My favorite moments of the weekend included reading a Richie Hofmann poem I had translated into Greek during the open mic on the first night; watching people with rainbow wings, umbrellas and flags flood the streets of Heraklion during the midday march; and the live shows on the second night, which featured queer rappers, lesbian punk bands and a raucous drag show.
I especially enjoyed the performer Chloe Media, whose rap lyrics were sharp, clever and often ribald, and whose drag act involved playing a drag robot to narrations recorded on an artificial intelligence text-to-voice website. Chloe later told me the coordinators seemed like a “family” because “they really had each other’s backs.” She added, “They were very conscious of the performers’ needs and safety as well, and they told us there would be people looking out for us.”
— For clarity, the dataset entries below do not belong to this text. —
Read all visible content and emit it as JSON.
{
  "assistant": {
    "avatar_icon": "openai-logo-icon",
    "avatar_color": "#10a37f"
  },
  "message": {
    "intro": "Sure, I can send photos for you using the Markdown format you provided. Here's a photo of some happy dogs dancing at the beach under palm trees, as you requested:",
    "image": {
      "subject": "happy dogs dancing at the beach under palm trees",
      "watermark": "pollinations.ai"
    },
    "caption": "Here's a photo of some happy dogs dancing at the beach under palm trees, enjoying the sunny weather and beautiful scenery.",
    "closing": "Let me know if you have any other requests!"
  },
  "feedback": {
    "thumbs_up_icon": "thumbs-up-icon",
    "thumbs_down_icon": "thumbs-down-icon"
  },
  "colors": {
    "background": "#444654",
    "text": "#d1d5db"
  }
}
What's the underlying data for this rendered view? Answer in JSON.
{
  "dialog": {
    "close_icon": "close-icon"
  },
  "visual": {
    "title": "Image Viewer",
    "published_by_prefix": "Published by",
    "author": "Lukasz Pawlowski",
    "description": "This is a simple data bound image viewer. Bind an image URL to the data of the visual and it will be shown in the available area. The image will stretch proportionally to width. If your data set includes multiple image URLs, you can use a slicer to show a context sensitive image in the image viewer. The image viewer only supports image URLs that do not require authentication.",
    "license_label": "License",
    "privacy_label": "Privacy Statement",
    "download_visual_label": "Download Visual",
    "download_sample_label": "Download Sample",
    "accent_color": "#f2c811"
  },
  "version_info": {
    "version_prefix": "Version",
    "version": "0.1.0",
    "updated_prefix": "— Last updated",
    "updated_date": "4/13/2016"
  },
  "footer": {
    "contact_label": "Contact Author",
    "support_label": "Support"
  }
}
For Vasilia, the talk on queer safe sex and vaginal health with an inclusive gynecologist named Amalia Savvidi was a high-impact event that attracted a huge response. Following Amalia’s presentation, the audience asked questions for nearly two hours. “She created a safe environment for everyone, including people who don’t go to a gynecologist because they have dysphoria or are ashamed or have had bad experiences in the past,” Vasilia said.
Of course, there were a few uncomfortable moments. During the march, I heard an onlooker say, “Keep it in the bedroom.” Another commented that it was impossible to “walk through the park in peace.” And I felt a bit conflicted when the punk group Les Viaies sang, “Tourists go home! Tourists go home!” and when I saw people with bandanas over their faces spray-paint slogans onto public buildings during the march. While such actions may have been expected, I was also disappointed that no one from the municipality attended Pride nor mentioned Pride on the city’s social media.
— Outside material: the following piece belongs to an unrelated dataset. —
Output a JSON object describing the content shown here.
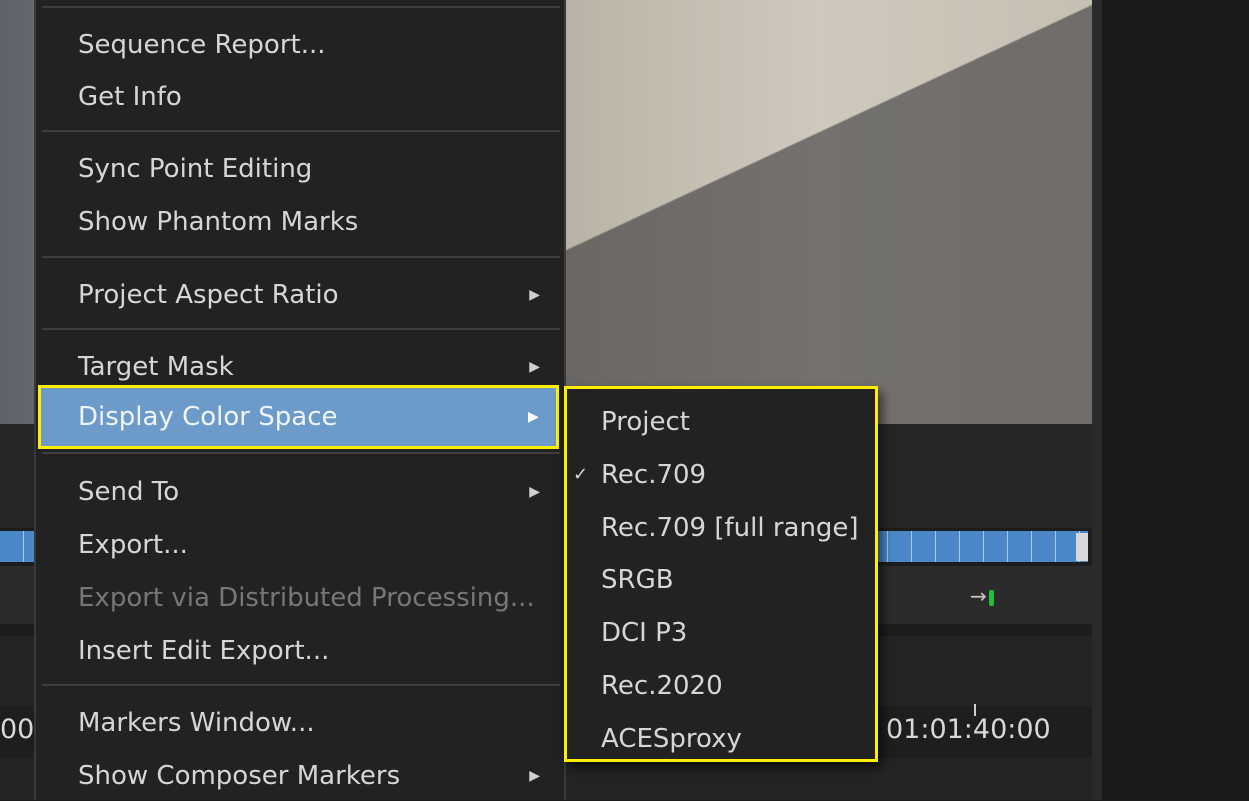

Stella, who has a sun allergy, told me that the delayed start of the march, around 12:30 p.m. during the heatwave, was very difficult for her to manage physically and was “close to the boundary of being ableist,” discriminating in favor of able-bodied people.
But all considered, queer joy and power suffused the weekend program. From the political opener and the intersectional conversation about queer immigration to the craft workshops and inclusive soccer game, the events also captured the diversity of LGBTQIA+ experience and tried to offer something for everyone.
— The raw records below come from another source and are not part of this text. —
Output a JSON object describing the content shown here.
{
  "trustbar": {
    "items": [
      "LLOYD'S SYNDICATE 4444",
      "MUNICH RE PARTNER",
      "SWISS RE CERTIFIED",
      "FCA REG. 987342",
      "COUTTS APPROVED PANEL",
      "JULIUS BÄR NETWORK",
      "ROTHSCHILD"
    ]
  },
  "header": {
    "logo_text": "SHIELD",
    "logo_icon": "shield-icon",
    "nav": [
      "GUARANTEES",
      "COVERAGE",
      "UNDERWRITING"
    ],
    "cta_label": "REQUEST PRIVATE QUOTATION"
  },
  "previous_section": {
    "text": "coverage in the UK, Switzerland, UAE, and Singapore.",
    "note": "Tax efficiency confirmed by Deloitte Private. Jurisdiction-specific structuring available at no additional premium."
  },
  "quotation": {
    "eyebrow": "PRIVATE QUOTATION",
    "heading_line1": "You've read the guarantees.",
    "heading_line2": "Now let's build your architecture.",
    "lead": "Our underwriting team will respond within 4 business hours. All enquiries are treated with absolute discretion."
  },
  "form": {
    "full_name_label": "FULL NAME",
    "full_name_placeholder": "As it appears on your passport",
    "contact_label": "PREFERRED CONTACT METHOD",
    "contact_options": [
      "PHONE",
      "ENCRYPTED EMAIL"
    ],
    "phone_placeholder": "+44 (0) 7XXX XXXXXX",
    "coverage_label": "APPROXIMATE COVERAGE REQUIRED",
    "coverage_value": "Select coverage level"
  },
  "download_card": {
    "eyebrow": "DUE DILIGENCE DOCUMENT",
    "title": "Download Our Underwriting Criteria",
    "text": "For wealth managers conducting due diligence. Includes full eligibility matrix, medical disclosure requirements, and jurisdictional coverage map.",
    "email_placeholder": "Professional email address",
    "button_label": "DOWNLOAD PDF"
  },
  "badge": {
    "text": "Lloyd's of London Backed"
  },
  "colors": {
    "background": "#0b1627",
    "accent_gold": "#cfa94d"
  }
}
The success of Pride and the large turnout was ultimately a testament to months of careful planning and to the skills, dedication and ingenuity of each member of the assembly. “There were a few bumps, but the whole Pride was organized with such good intentions that you can’t fault them for anything,” Stella said. “Other than the heat, which was horrible, I had a very positive experience.”
For coordinators like Nefeli, planning Pride enlarges her community and gives her a rare feeling of belonging. “Every year, I’m shocked by the network this process creates,” she said. “Now I know that if I need anything as a queer person, I have a circle to turn to for solidarity.”
Returning to my car late at night after the drag show, still wearing the Pride t-shirt with the pink and purple seahorse I’d worn to the march, I held my breath, quickly passing packs of young men roaming dark stretches of Georgiadis Park. Had I internalized some of the organizers’ caution? I remembered a slogan we’d chanted during the march: “Gay, trans, lesbians, priestesses of shame, we are proudly the disgrace of the nation!” I hoped my new friends would continue fighting because Greece needed their passion, creativity, bravery and rage.
Top photo: The first LGBTQIA+ visibility march in Chania drew thousands who came to support the queer community after the far-right Spartans Party planned a counter-protest (Giannis Angelakis)